Health trends among the newly-born
The percentage of babies being born either premature or underweight has risen, according to a study based on data from the U.S. National Centre for Health Statistics. For instance, the proportion of low birth-weight babies increased from 7 percent to 8 percent. From 1990 to 1998, the proportion of mothers getting late or no prenatal care dropped from 6 percent to 4 percent.
The analysis was undertaken by the organisations Child Trends and Kids Count. Among the reasons experts cite for these trends are the increasing incidence of twin and triplet pregnancies due to women using fertility drugs, and the increasing use of drugs to induce labour.
Among the other developments noted in the study:
The share of teens giving birth to a second child declined from 24 percent to 22 percent.
Births to mothers with fewer than 12 years of education also eased from 24 percent to 22 percent.
Births to unwed mothers increased from 28 percent to 33 percent but most of the increase occurred in the period 1990 to 1994. Births to teen mothers stayed at 13 percent over the 1990-98 period.
Source: Karen S. Peterson, Babies Get an Uneven Healthy Start Across USA, USA Today, February 20, 2001.
For text http://www.usatoday.com/news/nlead.htm
For more on Demographic Trends http://www.ncpa.org/pd/social/social1.html
Publish date: 05 March 2001

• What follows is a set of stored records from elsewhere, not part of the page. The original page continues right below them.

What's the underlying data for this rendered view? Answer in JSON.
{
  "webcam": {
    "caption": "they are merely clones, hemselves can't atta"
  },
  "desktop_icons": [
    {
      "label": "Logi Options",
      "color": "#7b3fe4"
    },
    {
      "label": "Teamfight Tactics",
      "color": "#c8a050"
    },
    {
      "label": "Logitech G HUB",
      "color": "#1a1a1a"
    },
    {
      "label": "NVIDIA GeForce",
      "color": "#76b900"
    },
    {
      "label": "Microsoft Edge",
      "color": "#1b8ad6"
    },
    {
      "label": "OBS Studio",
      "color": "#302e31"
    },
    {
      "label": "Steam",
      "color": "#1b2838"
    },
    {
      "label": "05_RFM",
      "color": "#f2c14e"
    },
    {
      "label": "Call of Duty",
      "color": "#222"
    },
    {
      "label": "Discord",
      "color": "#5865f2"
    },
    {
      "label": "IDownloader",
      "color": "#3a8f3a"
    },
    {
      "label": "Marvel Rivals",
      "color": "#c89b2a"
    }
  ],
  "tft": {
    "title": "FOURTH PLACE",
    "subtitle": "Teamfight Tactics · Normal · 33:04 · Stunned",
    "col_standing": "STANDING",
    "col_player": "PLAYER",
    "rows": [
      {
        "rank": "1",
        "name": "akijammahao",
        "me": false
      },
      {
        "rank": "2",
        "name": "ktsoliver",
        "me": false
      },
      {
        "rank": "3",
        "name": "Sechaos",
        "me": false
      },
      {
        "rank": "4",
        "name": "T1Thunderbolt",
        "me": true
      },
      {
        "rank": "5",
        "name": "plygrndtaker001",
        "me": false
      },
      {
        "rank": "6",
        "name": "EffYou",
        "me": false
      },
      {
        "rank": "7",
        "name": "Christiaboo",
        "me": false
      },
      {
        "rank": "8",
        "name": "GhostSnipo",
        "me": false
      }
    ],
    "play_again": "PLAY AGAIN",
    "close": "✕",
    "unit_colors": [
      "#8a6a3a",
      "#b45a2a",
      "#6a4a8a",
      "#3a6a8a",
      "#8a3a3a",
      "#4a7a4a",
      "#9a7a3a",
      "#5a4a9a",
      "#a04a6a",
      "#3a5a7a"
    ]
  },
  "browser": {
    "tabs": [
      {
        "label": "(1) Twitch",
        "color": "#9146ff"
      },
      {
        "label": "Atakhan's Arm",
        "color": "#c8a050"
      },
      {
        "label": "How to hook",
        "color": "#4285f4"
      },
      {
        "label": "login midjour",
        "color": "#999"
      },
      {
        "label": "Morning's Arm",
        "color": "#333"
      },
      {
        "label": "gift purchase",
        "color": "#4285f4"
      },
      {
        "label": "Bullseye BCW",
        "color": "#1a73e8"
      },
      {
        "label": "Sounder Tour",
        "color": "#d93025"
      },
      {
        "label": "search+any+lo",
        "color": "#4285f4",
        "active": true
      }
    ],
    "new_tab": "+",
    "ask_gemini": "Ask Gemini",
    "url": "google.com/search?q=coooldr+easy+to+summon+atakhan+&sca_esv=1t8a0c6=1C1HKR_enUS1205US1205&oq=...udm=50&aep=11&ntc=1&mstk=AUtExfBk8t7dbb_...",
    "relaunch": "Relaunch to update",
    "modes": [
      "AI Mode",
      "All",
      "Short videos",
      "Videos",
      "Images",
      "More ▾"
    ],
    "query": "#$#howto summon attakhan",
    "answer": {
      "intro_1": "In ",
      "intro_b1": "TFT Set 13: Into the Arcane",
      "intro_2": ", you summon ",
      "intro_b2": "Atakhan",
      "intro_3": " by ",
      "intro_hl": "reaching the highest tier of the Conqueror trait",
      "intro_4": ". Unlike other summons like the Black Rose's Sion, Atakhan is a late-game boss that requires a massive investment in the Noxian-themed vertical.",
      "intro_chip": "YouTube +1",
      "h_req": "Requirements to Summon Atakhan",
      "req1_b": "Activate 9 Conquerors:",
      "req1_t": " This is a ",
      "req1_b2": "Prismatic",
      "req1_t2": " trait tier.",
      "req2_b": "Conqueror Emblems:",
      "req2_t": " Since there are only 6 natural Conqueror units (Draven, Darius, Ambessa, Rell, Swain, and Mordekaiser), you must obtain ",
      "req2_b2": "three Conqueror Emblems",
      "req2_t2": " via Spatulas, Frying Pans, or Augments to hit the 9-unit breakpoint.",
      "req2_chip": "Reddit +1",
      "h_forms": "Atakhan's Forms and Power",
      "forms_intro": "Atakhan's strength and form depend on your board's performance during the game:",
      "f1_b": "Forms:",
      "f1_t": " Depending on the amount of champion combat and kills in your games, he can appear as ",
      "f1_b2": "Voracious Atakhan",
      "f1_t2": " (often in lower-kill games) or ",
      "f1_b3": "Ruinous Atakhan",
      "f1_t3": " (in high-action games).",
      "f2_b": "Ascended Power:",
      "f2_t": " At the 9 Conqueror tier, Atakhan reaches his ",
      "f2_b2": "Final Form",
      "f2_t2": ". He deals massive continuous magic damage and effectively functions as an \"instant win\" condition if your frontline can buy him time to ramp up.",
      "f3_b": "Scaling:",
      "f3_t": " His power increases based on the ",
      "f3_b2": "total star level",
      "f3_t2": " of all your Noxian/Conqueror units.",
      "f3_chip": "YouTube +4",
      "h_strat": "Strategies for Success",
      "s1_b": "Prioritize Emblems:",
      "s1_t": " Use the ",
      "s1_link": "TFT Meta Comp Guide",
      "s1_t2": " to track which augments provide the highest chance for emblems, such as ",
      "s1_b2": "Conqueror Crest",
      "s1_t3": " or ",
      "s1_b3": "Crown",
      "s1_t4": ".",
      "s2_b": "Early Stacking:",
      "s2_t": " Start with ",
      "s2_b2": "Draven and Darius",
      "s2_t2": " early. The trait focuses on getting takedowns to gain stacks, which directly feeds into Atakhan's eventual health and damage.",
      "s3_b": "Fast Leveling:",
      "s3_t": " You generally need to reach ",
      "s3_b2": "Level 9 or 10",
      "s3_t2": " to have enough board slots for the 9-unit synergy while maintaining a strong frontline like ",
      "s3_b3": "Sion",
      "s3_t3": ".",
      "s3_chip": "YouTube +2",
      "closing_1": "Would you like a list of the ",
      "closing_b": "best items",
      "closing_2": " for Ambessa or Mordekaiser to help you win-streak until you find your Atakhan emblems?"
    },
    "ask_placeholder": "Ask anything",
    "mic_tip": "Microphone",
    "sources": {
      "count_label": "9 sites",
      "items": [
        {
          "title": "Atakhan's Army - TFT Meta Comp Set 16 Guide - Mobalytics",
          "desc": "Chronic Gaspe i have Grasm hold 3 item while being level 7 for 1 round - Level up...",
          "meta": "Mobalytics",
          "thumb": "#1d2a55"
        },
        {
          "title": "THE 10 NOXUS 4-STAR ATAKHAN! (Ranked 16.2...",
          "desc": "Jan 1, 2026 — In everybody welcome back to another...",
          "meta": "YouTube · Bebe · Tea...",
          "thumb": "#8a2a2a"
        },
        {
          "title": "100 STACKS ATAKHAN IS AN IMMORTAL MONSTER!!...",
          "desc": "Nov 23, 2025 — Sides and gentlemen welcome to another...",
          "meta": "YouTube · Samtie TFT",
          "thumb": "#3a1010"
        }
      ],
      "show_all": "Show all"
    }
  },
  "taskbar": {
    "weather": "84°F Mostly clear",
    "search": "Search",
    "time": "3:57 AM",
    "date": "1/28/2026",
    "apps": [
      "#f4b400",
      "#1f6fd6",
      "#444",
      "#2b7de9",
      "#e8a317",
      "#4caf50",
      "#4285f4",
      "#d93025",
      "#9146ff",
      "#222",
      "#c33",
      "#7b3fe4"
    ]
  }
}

The views expressed in the article are the author’s and are not necessarily shared by the members of the Foundation.